# Work instructions
Only the count is needed. Count the lines below with the word "this" in them.

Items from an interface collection

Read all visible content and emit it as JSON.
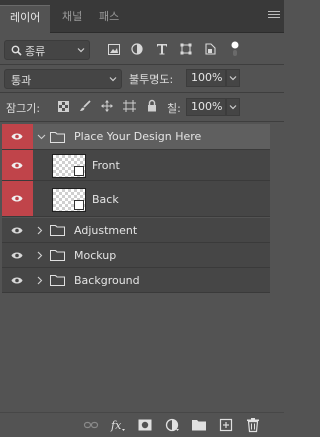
{
  "tabs": [
    "레이어",
    "채널",
    "패스"
  ],
  "filter": {
    "label": "종류"
  },
  "blend": {
    "mode": "통과",
    "opacity_label": "불투명도:",
    "opacity_value": "100%"
  },
  "lock": {
    "label": "잠그기:",
    "fill_label": "칠:",
    "fill_value": "100%"
  },
  "layers": [
    {
      "name": "Place Your Design Here",
      "type": "group",
      "expanded": true,
      "selected": true,
      "visible": true,
      "eye_highlight": true
    },
    {
      "name": "Front",
      "type": "smart-object",
      "visible": true,
      "eye_highlight": true
    },
    {
      "name": "Back",
      "type": "smart-object",
      "visible": true,
      "eye_highlight": true
    },
    {
      "name": "Adjustment",
      "type": "group",
      "expanded": false,
      "visible": true
    },
    {
      "name": "Mockup",
      "type": "group",
      "expanded": false,
      "visible": true
    },
    {
      "name": "Background",
      "type": "group",
      "expanded": false,
      "visible": true
    }
  ],
  "bottom_icons": [
    "link-icon",
    "fx-icon",
    "mask-icon",
    "adjustment-icon",
    "new-group-icon",
    "new-layer-icon",
    "trash-icon"
  ],
  "colors": {
    "eye_highlight": "#c0444a",
    "panel": "#535353",
    "tabbar": "#393939",
    "row": "#464646",
    "selected_row": "#5f5f5f"
  }
}
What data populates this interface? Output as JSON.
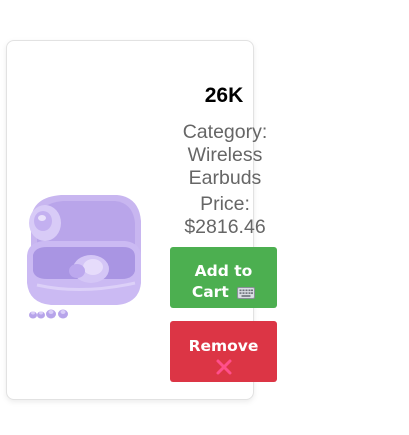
{
  "product": {
    "stock_label": "26K",
    "category_label": "Category: Wireless Earbuds",
    "price_label": "Price: $2816.46",
    "image_icon": "wireless-earbuds-case-image"
  },
  "actions": {
    "add_to_cart_label": "Add to Cart",
    "add_to_cart_icon": "keyboard-icon",
    "remove_label": "Remove",
    "remove_icon": "cross-mark-icon"
  },
  "colors": {
    "add_button": "#4caf50",
    "remove_button": "#dc3545",
    "remove_icon": "#ff4f8b",
    "text_secondary": "#666666",
    "product_lavender": "#c9b8f0"
  }
}
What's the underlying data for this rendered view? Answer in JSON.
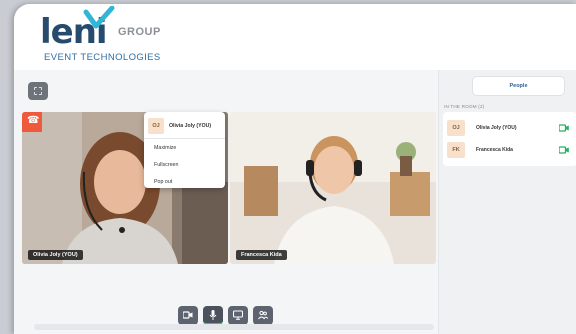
{
  "brand": {
    "logo_word": "leni",
    "logo_group": "GROUP",
    "logo_subtitle": "EVENT TECHNOLOGIES"
  },
  "tiles": [
    {
      "name_tag": "Olivia Joly  (YOU)"
    },
    {
      "name_tag": "Francesca Kida"
    }
  ],
  "context_menu": {
    "initials": "OJ",
    "name": "Olivia Joly  (YOU)",
    "items": [
      "Maximize",
      "Fullscreen",
      "Pop out"
    ]
  },
  "sidebar": {
    "tab_label": "People",
    "room_label": "IN THE ROOM (2)",
    "people": [
      {
        "initials": "OJ",
        "name": "Olivia Joly  (YOU)",
        "camera": "camera-on-icon"
      },
      {
        "initials": "FK",
        "name": "Francesca Kida",
        "camera": "camera-on-icon"
      }
    ]
  },
  "toolbar": {
    "buttons": [
      "video-camera-icon",
      "microphone-icon",
      "screen-share-icon",
      "participants-icon"
    ]
  },
  "colors": {
    "accent_blue": "#2f6fa5",
    "hangup": "#ee5a3b",
    "active_indicator": "#2ecc71",
    "camera_on": "#27ae60"
  }
}
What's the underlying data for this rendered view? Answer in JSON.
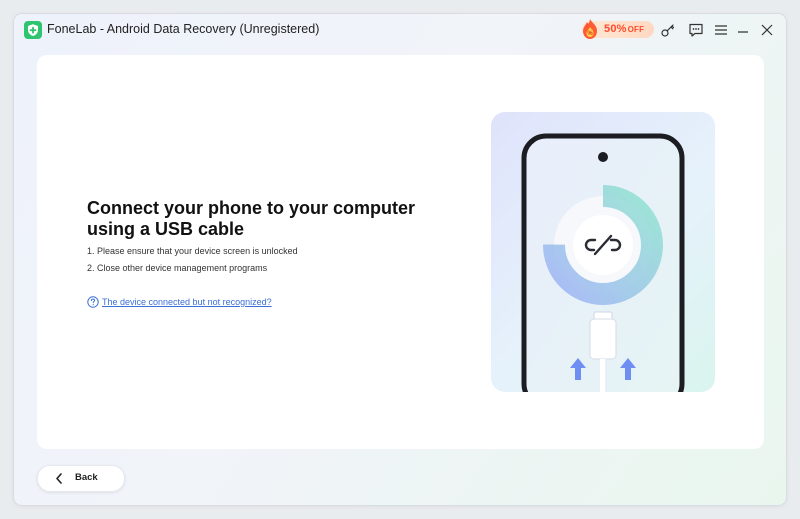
{
  "window": {
    "title": "FoneLab - Android Data Recovery (Unregistered)",
    "promo": {
      "label": "50%",
      "suffix": "OFF"
    },
    "controls": [
      "key-icon",
      "feedback-icon",
      "menu-icon",
      "minimize-icon",
      "close-icon"
    ]
  },
  "main": {
    "heading": "Connect your phone to your computer using a USB cable",
    "steps": [
      "1. Please ensure that your device screen is unlocked",
      "2. Close other device management programs"
    ],
    "help_link": "The device connected but not recognized?"
  },
  "footer": {
    "back_label": "Back"
  },
  "colors": {
    "accent": "#3a6fd8",
    "promo_text": "#ff4b2b",
    "logo": "#2fc46f",
    "arrows": "#6f8ef2"
  }
}
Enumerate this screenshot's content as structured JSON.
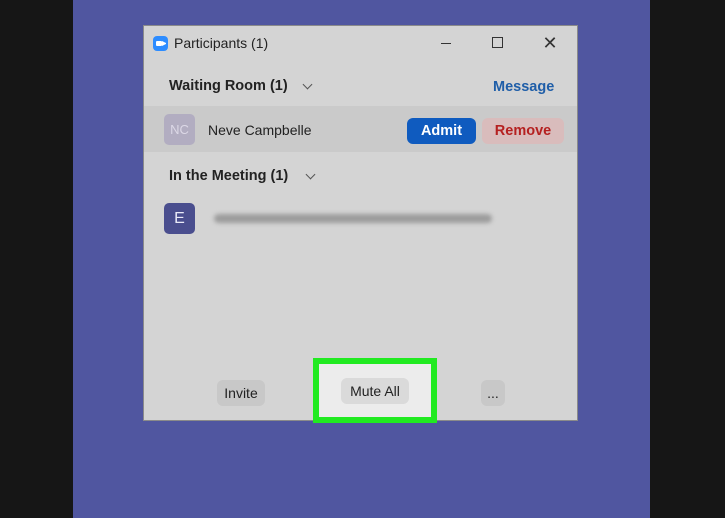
{
  "window": {
    "title": "Participants (1)",
    "close_glyph": "✕"
  },
  "waiting_room": {
    "heading": "Waiting Room (1)",
    "message_label": "Message",
    "participant": {
      "initials": "NC",
      "name": "Neve Campbelle",
      "admit_label": "Admit",
      "remove_label": "Remove"
    }
  },
  "meeting": {
    "heading": "In the Meeting (1)",
    "participant": {
      "initial": "E"
    }
  },
  "footer": {
    "invite_label": "Invite",
    "mute_all_label": "Mute All",
    "more_label": "..."
  },
  "colors": {
    "background": "#5056a0",
    "panel": "#d4d4d4",
    "admit": "#0f5bbf",
    "remove_text": "#b52020",
    "highlight": "#21ea21",
    "message": "#1f5ea8"
  }
}
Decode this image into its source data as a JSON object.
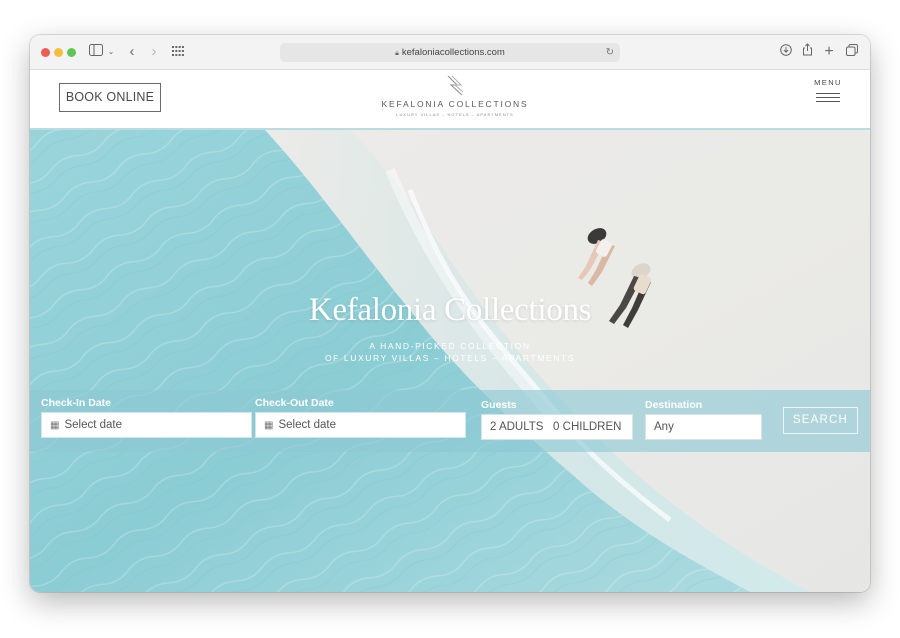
{
  "browser": {
    "url": "kefaloniacollections.com",
    "icons": [
      "sidebar-icon",
      "chevron-down-icon",
      "back-icon",
      "forward-icon",
      "grid-icon",
      "lock-icon",
      "reload-icon",
      "download-icon",
      "share-icon",
      "new-tab-icon",
      "tabs-overview-icon"
    ]
  },
  "header": {
    "book_label": "BOOK ONLINE",
    "logo_name": "KEFALONIA COLLECTIONS",
    "logo_tagline": "LUXURY VILLAS – HOTELS – APARTMENTS",
    "menu_label": "MENU"
  },
  "hero": {
    "title": "Kefalonia Collections",
    "subtitle_line1": "A HAND-PICKED COLLECTION",
    "subtitle_line2": "OF LUXURY VILLAS – HOTELS – APARTMENTS"
  },
  "booking": {
    "checkin_label": "Check-In Date",
    "checkin_placeholder": "Select date",
    "checkout_label": "Check-Out Date",
    "checkout_placeholder": "Select date",
    "guests_label": "Guests",
    "guests_value": "2 ADULTS   0 CHILDREN",
    "destination_label": "Destination",
    "destination_value": "Any",
    "search_label": "SEARCH"
  },
  "colors": {
    "sea": "#7fc6cf",
    "sand": "#e9e9e6",
    "booking_bar": "#8cc8d4",
    "header_rule": "#b9dce3"
  }
}
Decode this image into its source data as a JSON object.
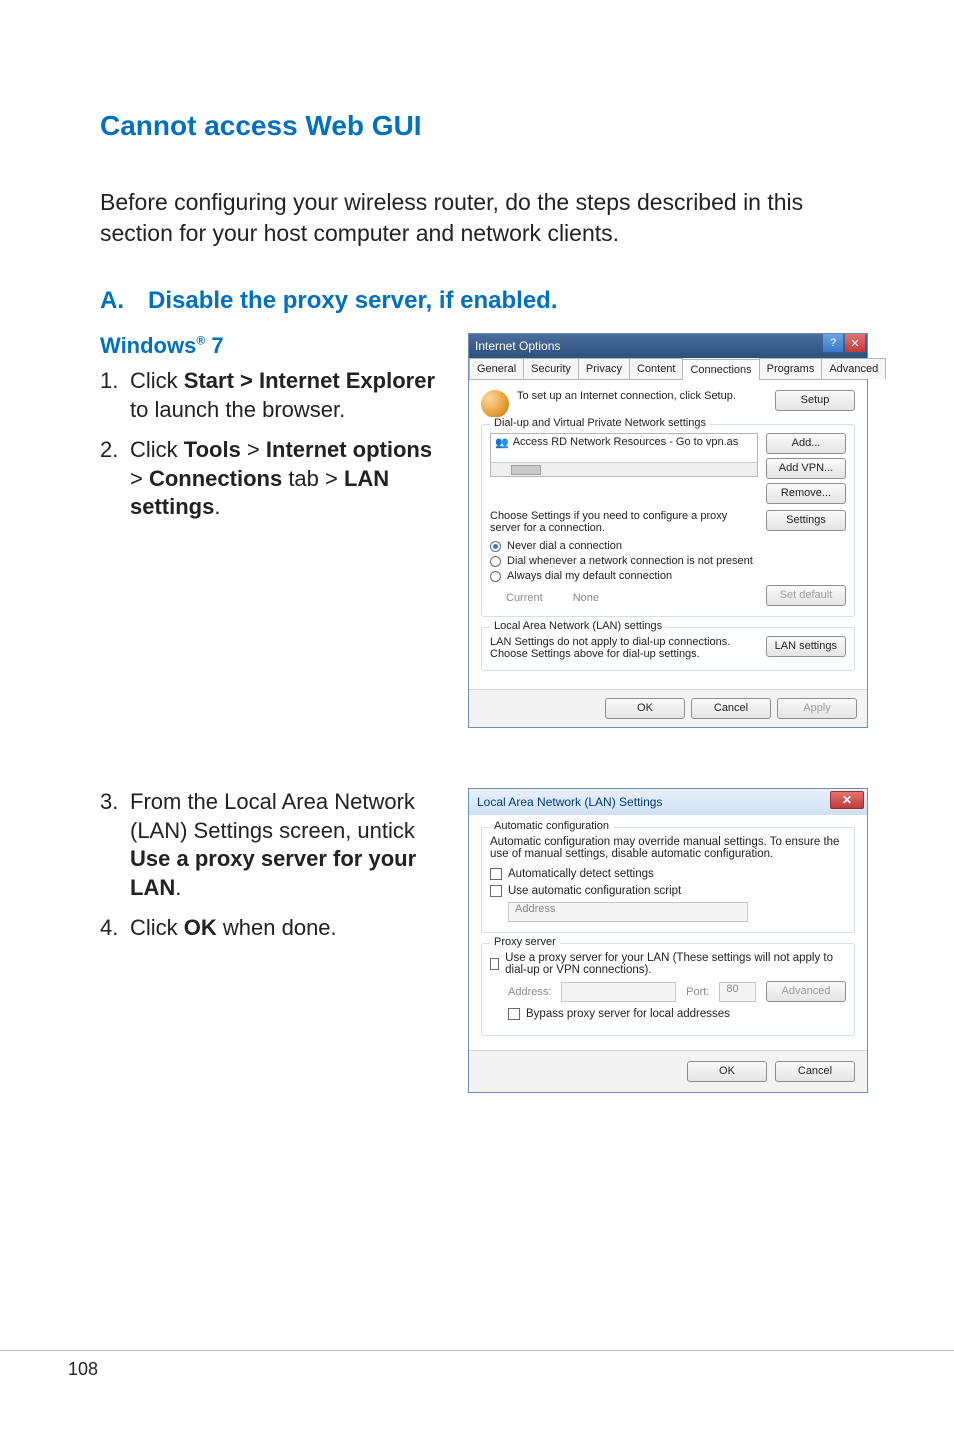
{
  "page": {
    "h1": "Cannot access Web GUI",
    "intro": "Before configuring your wireless router, do the steps described in this section for your host computer and network clients.",
    "sectionA_label": "A. Disable the proxy server, if enabled.",
    "win7_label": "Windows",
    "win7_reg": "®",
    "win7_suffix": " 7",
    "step1_pre": "Click ",
    "step1_bold": "Start > Internet Explorer",
    "step1_post": " to launch the browser.",
    "step2_pre": "Click ",
    "step2_b1": "Tools",
    "step2_m1": " > ",
    "step2_b2": "Internet options",
    "step2_m2": " > ",
    "step2_b3": "Connections",
    "step2_m3": " tab > ",
    "step2_b4": "LAN settings",
    "step2_end": ".",
    "step3_pre": "From the Local Area Network (LAN) Settings screen, untick ",
    "step3_bold": "Use a proxy server for your LAN",
    "step3_end": ".",
    "step4_pre": "Click ",
    "step4_bold": "OK",
    "step4_post": " when done.",
    "number": "108"
  },
  "io": {
    "title": "Internet Options",
    "tabs": [
      "General",
      "Security",
      "Privacy",
      "Content",
      "Connections",
      "Programs",
      "Advanced"
    ],
    "setup_text": "To set up an Internet connection, click Setup.",
    "setup_btn": "Setup",
    "group1": "Dial-up and Virtual Private Network settings",
    "vpn_item": "Access RD Network Resources - Go to vpn.as",
    "add_btn": "Add...",
    "addvpn_btn": "Add VPN...",
    "remove_btn": "Remove...",
    "choose_text": "Choose Settings if you need to configure a proxy server for a connection.",
    "settings_btn": "Settings",
    "r1": "Never dial a connection",
    "r2": "Dial whenever a network connection is not present",
    "r3": "Always dial my default connection",
    "current_lbl": "Current",
    "current_val": "None",
    "setdefault_btn": "Set default",
    "group2": "Local Area Network (LAN) settings",
    "lan_text": "LAN Settings do not apply to dial-up connections. Choose Settings above for dial-up settings.",
    "lan_btn": "LAN settings",
    "ok": "OK",
    "cancel": "Cancel",
    "apply": "Apply"
  },
  "lan": {
    "title": "Local Area Network (LAN) Settings",
    "grp1": "Automatic configuration",
    "desc": "Automatic configuration may override manual settings.  To ensure the use of manual settings, disable automatic configuration.",
    "c1": "Automatically detect settings",
    "c2": "Use automatic configuration script",
    "addr_ph": "Address",
    "grp2": "Proxy server",
    "c3": "Use a proxy server for your LAN (These settings will not apply to dial-up or VPN connections).",
    "addr_lbl": "Address:",
    "port_lbl": "Port:",
    "port_val": "80",
    "adv_btn": "Advanced",
    "c4": "Bypass proxy server for local addresses",
    "ok": "OK",
    "cancel": "Cancel"
  }
}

# Your response
7